And my weight has remained stable, and my black moods gone, for the last five years.

I've completely stopped worrying about my weight and no longer track it or think about what I eat. (Although it is still true that what I eat is largely what I learned to like while weaning myself off the fast carbs, so I'm probably eating much as I would be if I was thinking about it. I would say my diet these days is probably mostly fry-ups and fruit. There are also significant calories from alcohol.)

Just before last Christmas, I remember noticing that the belt I have worn since I was a student was now on its tightest setting, and I was thinking about making another hole. I was fitting easily into all my clothes, including some I'd had as a student, and the various 36" trousers I got hold of in the post-rowing ballooning period felt very baggy and wouldn't stay up without a belt. I was actually starting to wonder about going to the gym to keep my muscle mass up. (If I had to choose, I'd be fat rather than skinny. Luckily there is a nice broad happy medium between.)

When I went back home to Yorkshire for Christmas, my mother did her usual trick of filling the environment with unlimited supplies of delicious and entirely evil and unnatural foods (which is her way of showing me that she loves me, and although I wish she wouldn't, there is simply nothing to be done if I want to stay friends with her), and over the two weeks of the holiday I went up an entire belt notch. This happens every time I go and stay with them, and I figured the new weight would come off again after a couple of months like it usually does.

But it hasn't done. In fact I've been getting fatter and fatter, and I'm now having trouble fitting into my clothes again.

Just this morning I was wondering what had changed, when I remembered that (after a series of gigantic benders that had left me feeling disgusted with myself and worried about alcoholism) I'd pretty much given up smoking and drinking for the first three months of the year. And although I've taken both up again now, my smoking is more 'a couple of cigars on a Friday night', than a regular habit like it used to be.

And of course smoking is traditionally associated with weight loss. Apparently lots of young girls take it up specifically because it's an appetite suppressant.

Reading up on it, there's apparently some evidence that nicotine lowers the body's set-point, which is supposed by analogy to be the dial on the thermostat of weight.

Apparently if I keep on smoking at my new low rate (which I intend to), the set point will eventually make its way back to something sensible and the weight will go away.

But I wonder if I can cheat.

A guy called Seth Roberts invented a few years ago something called the 'Shangri-La Diet'.

It sounds so much like a fad that if I noticed it at all I dismissed it entirely in my earlier search. My attention has recently been drawn to it by the fact that several people whose intellects I trust appear to take it seriously.

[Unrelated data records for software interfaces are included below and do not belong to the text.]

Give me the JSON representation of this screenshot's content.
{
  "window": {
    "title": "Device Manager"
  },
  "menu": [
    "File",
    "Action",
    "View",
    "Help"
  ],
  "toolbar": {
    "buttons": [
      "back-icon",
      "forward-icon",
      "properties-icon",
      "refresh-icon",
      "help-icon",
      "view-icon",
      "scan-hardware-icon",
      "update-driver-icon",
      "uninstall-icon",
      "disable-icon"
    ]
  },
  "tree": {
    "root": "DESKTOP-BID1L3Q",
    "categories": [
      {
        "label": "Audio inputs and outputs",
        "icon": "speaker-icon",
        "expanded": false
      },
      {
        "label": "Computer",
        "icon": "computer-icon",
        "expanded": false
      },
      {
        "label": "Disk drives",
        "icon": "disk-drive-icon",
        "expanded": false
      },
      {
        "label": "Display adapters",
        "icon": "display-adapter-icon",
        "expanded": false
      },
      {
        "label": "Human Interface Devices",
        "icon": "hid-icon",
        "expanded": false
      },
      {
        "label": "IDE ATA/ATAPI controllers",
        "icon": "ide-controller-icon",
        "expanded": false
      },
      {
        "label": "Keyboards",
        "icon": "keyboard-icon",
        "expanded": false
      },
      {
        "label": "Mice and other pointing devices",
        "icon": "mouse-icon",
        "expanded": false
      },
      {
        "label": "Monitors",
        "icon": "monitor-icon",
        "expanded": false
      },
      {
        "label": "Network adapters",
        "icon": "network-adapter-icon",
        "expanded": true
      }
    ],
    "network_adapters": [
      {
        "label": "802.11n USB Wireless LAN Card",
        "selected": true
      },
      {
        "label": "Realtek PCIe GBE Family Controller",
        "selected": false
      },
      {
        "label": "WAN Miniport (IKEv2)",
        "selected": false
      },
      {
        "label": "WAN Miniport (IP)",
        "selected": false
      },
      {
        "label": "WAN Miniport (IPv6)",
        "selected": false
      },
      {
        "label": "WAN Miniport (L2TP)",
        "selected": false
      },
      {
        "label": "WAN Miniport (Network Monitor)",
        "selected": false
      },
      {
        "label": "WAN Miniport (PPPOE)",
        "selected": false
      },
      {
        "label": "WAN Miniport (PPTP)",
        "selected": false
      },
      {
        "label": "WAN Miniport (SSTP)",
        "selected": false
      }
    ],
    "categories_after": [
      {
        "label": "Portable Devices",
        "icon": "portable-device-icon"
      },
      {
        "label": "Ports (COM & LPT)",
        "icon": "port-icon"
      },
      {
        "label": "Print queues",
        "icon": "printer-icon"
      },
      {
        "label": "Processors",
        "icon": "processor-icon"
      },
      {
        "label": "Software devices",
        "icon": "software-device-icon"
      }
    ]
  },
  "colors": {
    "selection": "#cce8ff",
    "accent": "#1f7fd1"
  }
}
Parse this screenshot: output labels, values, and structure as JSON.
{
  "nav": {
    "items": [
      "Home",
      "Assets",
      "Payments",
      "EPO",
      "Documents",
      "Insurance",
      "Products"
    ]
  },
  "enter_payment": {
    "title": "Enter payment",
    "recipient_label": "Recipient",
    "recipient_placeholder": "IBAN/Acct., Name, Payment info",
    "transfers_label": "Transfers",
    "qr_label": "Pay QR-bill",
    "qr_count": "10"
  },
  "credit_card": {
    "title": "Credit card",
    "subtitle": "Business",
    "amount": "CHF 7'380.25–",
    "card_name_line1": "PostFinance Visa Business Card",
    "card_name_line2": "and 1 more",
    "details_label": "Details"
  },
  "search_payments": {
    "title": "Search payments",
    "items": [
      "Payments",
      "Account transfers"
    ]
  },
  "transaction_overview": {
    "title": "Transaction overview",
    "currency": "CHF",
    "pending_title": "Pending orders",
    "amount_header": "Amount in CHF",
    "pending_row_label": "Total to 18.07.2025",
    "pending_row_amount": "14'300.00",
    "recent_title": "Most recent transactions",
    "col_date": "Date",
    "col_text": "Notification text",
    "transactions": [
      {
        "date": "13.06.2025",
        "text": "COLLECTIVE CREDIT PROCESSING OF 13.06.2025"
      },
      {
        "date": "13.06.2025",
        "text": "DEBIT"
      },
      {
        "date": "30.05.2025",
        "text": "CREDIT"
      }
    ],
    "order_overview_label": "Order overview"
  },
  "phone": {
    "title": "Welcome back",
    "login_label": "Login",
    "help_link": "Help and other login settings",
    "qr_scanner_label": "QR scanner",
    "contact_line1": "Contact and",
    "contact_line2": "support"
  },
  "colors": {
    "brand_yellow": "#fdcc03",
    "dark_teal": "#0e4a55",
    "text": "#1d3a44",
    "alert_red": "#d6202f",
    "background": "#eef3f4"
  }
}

There's lots of anecdotal evidence that it works, some experiments that show that some of the proposed mechanisms in it work in rats, one theory that it works by a mechanism completely different to the one supposed by its inventor, and unless I've missed some, no controlled studies whatsoever to find out whether or not it actually works on human beings. I imagine that it sounds so weird that nobody in nutrition wants to waste their time proving that it doesn't.

So I'm going to try it on myself. It's completely mental and involves eating oil. Oil is really high calorie. My curiosity is roused. It should be easy enough to tell if it works or not!